There's no way to bring everyone along with you with a project of this nature, but we tried desperately to position Canada's Greatest Living Comedian as a performance and not a prank. We felt that, given the timescale of the project, it behooved us to let people know to expect more, that this was an ongoing performance akin to a television season, rather than a one-and-done attempt at a viral prank. We needed the audience to keep coming back, and to keep looking out for more missives across various outlets, in order to get the fullest possible picture of the what was going on. More often than not it worked and, when it worked, it worked really well.
Marketing and participation

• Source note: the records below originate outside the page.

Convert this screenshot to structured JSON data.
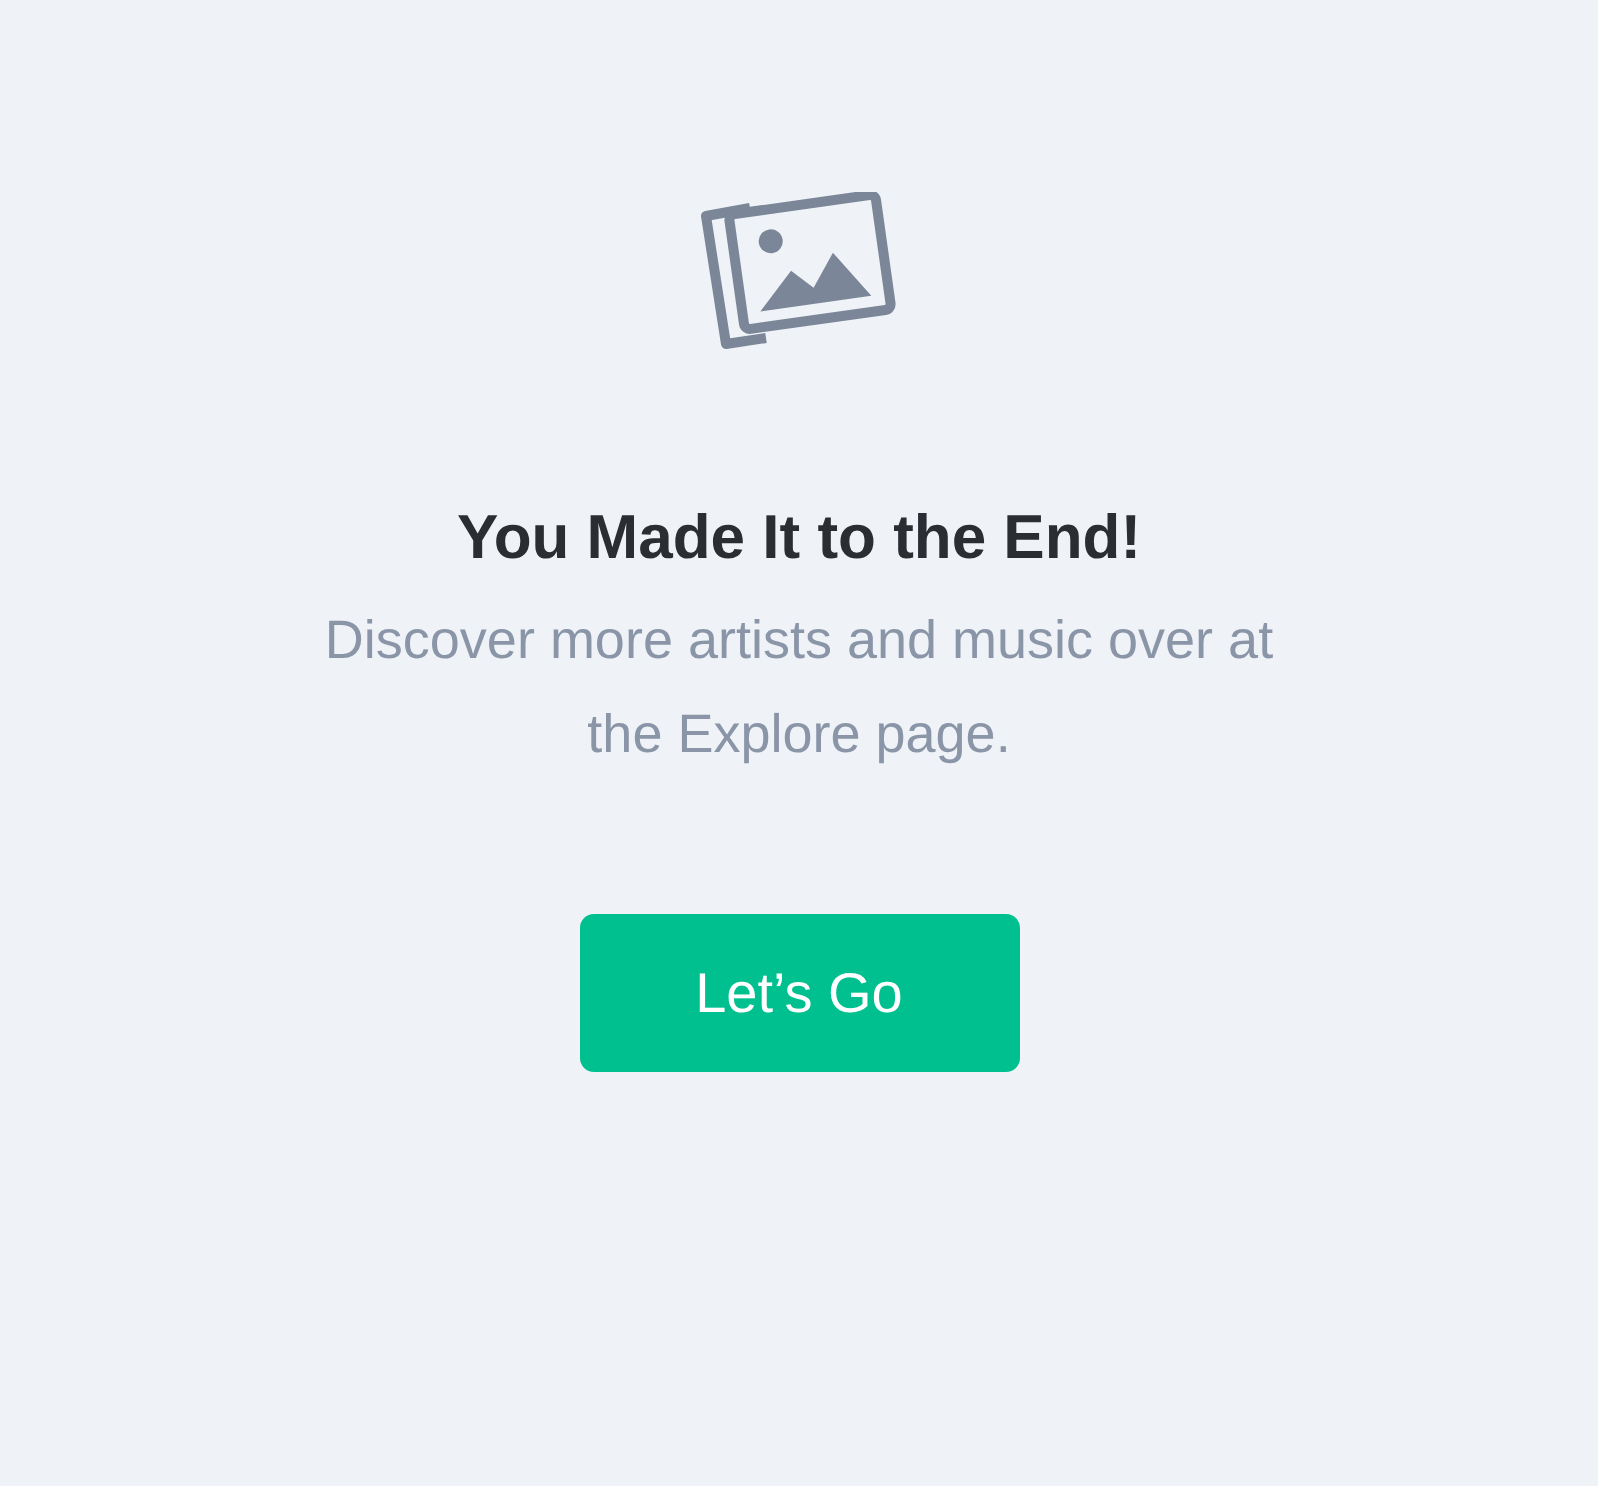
{
  "empty_state": {
    "title": "You Made It to the End!",
    "message": "Discover more artists and music over at the Explore page.",
    "button": "Let’s Go"
  }
}
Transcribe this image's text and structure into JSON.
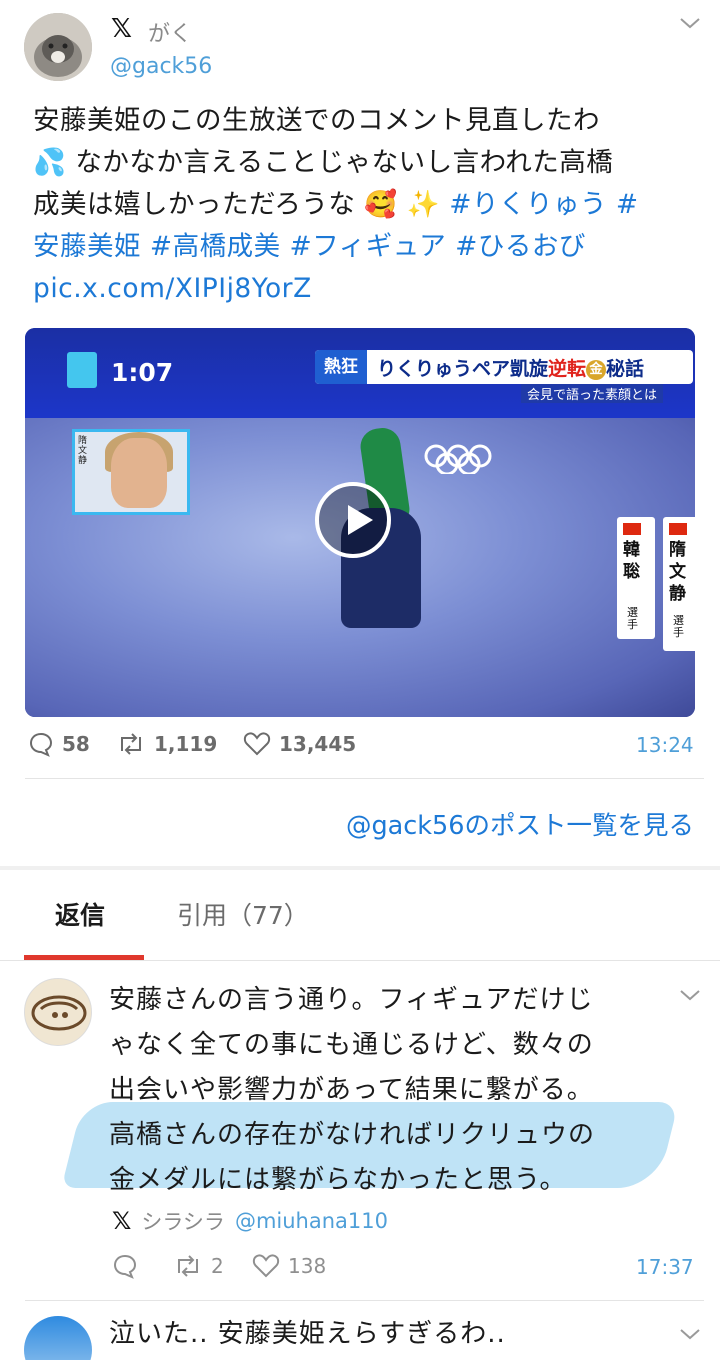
{
  "post": {
    "display_name": "がく",
    "handle": "@gack56",
    "text_plain_1": "安藤美姫のこの生放送でのコメント見直したわ",
    "text_plain_2": " なかなか言えることじゃないし言われた高橋",
    "text_plain_3": "成美は嬉しかっただろうな",
    "hashtags_line3": "#りくりゅう #",
    "hashtags_line4": "安藤美姫 #高橋成美 #フィギュア #ひるおび",
    "link": "pic.x.com/XIPIj8YorZ",
    "emoji_sweat": "💦",
    "emoji_heart_face": "🥰",
    "emoji_sparkles": "✨",
    "replies": "58",
    "reposts": "1,119",
    "likes": "13,445",
    "time": "13:24"
  },
  "video": {
    "clock": "1:07",
    "banner_tag": "熱狂",
    "banner_pre": "りくりゅうペア凱旋",
    "banner_red": "逆転",
    "banner_medal": "金",
    "banner_post": "秘話",
    "subtitle": "会見で語った素顔とは",
    "inset_label": "隋文静",
    "card_left_name": "韓聡",
    "card_right_name": "隋文静",
    "card_suffix": "選手"
  },
  "more_link": "@gack56のポスト一覧を見る",
  "tabs": [
    {
      "label": "返信",
      "active": true
    },
    {
      "label": "引用（77）",
      "active": false
    }
  ],
  "reply": {
    "line1": "安藤さんの言う通り。フィギュアだけじ",
    "line2": "ゃなく全ての事にも通じるけど、数々の",
    "line3": "出会いや影響力があって結果に繋がる。",
    "line4": "高橋さんの存在がなければリクリュウの",
    "line5": "金メダルには繋がらなかったと思う。",
    "display_name": "シラシラ",
    "handle": "@miuhana110",
    "replies": "",
    "reposts": "2",
    "likes": "138",
    "time": "17:37"
  },
  "third": {
    "text": "泣いた.. 安藤美姫えらすぎるわ.."
  },
  "colors": {
    "link_blue": "#1d79d6",
    "meta_blue": "#4f9fd8",
    "tab_underline": "#e0382d",
    "highlight": "#bfe3f6"
  }
}
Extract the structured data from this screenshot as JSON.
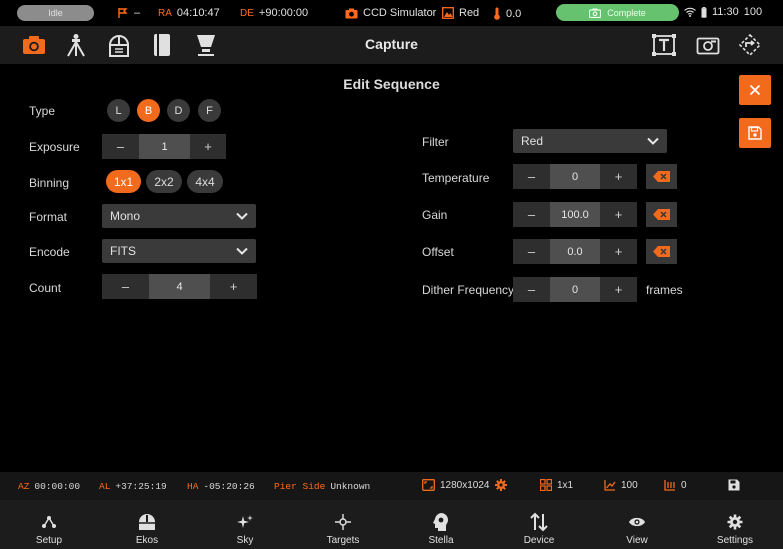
{
  "status": {
    "state": "Idle",
    "tracking": "–",
    "ra_label": "RA",
    "ra_value": "04:10:47",
    "de_label": "DE",
    "de_value": "+90:00:00",
    "camera": "CCD Simulator",
    "filter": "Red",
    "temperature": "0.0",
    "capture_state": "Complete",
    "time": "11:30",
    "battery": "100"
  },
  "toolbar": {
    "title": "Capture"
  },
  "sequence": {
    "heading": "Edit Sequence",
    "type": {
      "label": "Type",
      "options": [
        "L",
        "B",
        "D",
        "F"
      ],
      "selected": "B"
    },
    "exposure": {
      "label": "Exposure",
      "value": "1",
      "minus": "–",
      "plus": "+"
    },
    "binning": {
      "label": "Binning",
      "options": [
        "1x1",
        "2x2",
        "4x4"
      ],
      "selected": "1x1"
    },
    "format": {
      "label": "Format",
      "value": "Mono"
    },
    "encode": {
      "label": "Encode",
      "value": "FITS"
    },
    "count": {
      "label": "Count",
      "value": "4",
      "minus": "–",
      "plus": "+"
    },
    "filter": {
      "label": "Filter",
      "value": "Red"
    },
    "temperature": {
      "label": "Temperature",
      "value": "0",
      "minus": "–",
      "plus": "+"
    },
    "gain": {
      "label": "Gain",
      "value": "100.0",
      "minus": "–",
      "plus": "+"
    },
    "offset": {
      "label": "Offset",
      "value": "0.0",
      "minus": "–",
      "plus": "+"
    },
    "dither": {
      "label": "Dither Frequency",
      "value": "0",
      "minus": "–",
      "plus": "+",
      "unit": "frames"
    }
  },
  "infobar": {
    "az_label": "AZ",
    "az_value": "00:00:00",
    "al_label": "AL",
    "al_value": "+37:25:19",
    "ha_label": "HA",
    "ha_value": "-05:20:26",
    "pier_label": "Pier Side",
    "pier_value": "Unknown",
    "resolution": "1280x1024",
    "binning": "1x1",
    "gain": "100",
    "offset": "0"
  },
  "nav": [
    {
      "label": "Setup",
      "icon": "setup-icon"
    },
    {
      "label": "Ekos",
      "icon": "ekos-icon"
    },
    {
      "label": "Sky",
      "icon": "sky-icon"
    },
    {
      "label": "Targets",
      "icon": "targets-icon"
    },
    {
      "label": "Stella",
      "icon": "stella-icon"
    },
    {
      "label": "Device",
      "icon": "device-icon"
    },
    {
      "label": "View",
      "icon": "eye-icon"
    },
    {
      "label": "Settings",
      "icon": "gear-icon"
    }
  ],
  "colors": {
    "accent": "#f26a1b",
    "complete": "#67c26f",
    "background": "#000000",
    "toolbar": "#1c1c1c"
  }
}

In fact, the tension between people who got the joke and people who didn't was the crux of Canada's Greatest Living Comedian: those who understood what was happening, and even those who came to understand over time, felt like they were a part of something special, and that they were special because they were in-the-know.
Canada's Greatest Living Comedian—like any marketing strategy that relies on exclusivity—carried a high risk of alienating the audience and turning them off. We walked a fine line between exclusivity and inclusivity, and did it in such a way that those who found themselves included in the joke felt empowered to become a part of the story themselves.
We had plenty of Facebook and Twitter messages that responded "in character," that bought into the premise and communicated lightheartedly. We even had people build new elements to the project without our prompting. Most of these stemmed from Falppy Mick, the Flappy Bird-esque video game Jon Mick "designed": one audience member, upon becoming frustrated with his Facebook friends' high score postings, developed a hack that let the user input whatever score they wanted to achieve and post that number to Facebook; another user, frustrated with the game itself, developed his own game based on 2048, but featuring photos of Jon.
We trusted the audience to come with us and, for the most part, they did. That trust, the ensuing participation and continuous "checking in" to the story, drove the hits the project generated. They were the bedrock of the success of Canada's Greatest Living Comedian.
Canada's Greatest Living Comedian worked because we have a thorough understanding of the way people communicate on the web: indirectly, oscillating between tightly-controlled narrative and TMI. As social media networks like Twitter and Facebook begin to lose ground to upstarts like Whisper and Yik Yak, social media becomes less a conversation and more of a broadcast.
We harnessed the changing nature of social media to tell a new kind of story over time and through dozens of outlets. No one could possibly have seen every element we put on the web, but the audience didn't need every element because the kind of detective work necessary to decipher Canada's Greatest Living Comedian is becoming more and more commonplace. Having a few pieces meant that the average web user could infer the rest, and enjoy the narrative in their own way—and this participatory element drove significant buy-in amongst the audience and, eventually, the success of the project.
Bryan Birtles, Stefan Duret, Bryan Kulba,
Bryan Birtles, Bryan Kulba, Jon Mick,
Tim Mikula, Mike Robertson
Paul Blinov, Amanda Schutz, Amy Shostak, Douglas Stewart, Robyn Stuart, and Matt Whitson.
This project was generously funded by the Alberta Foundation for the Arts. Not $100,000 generous, but pretty generous.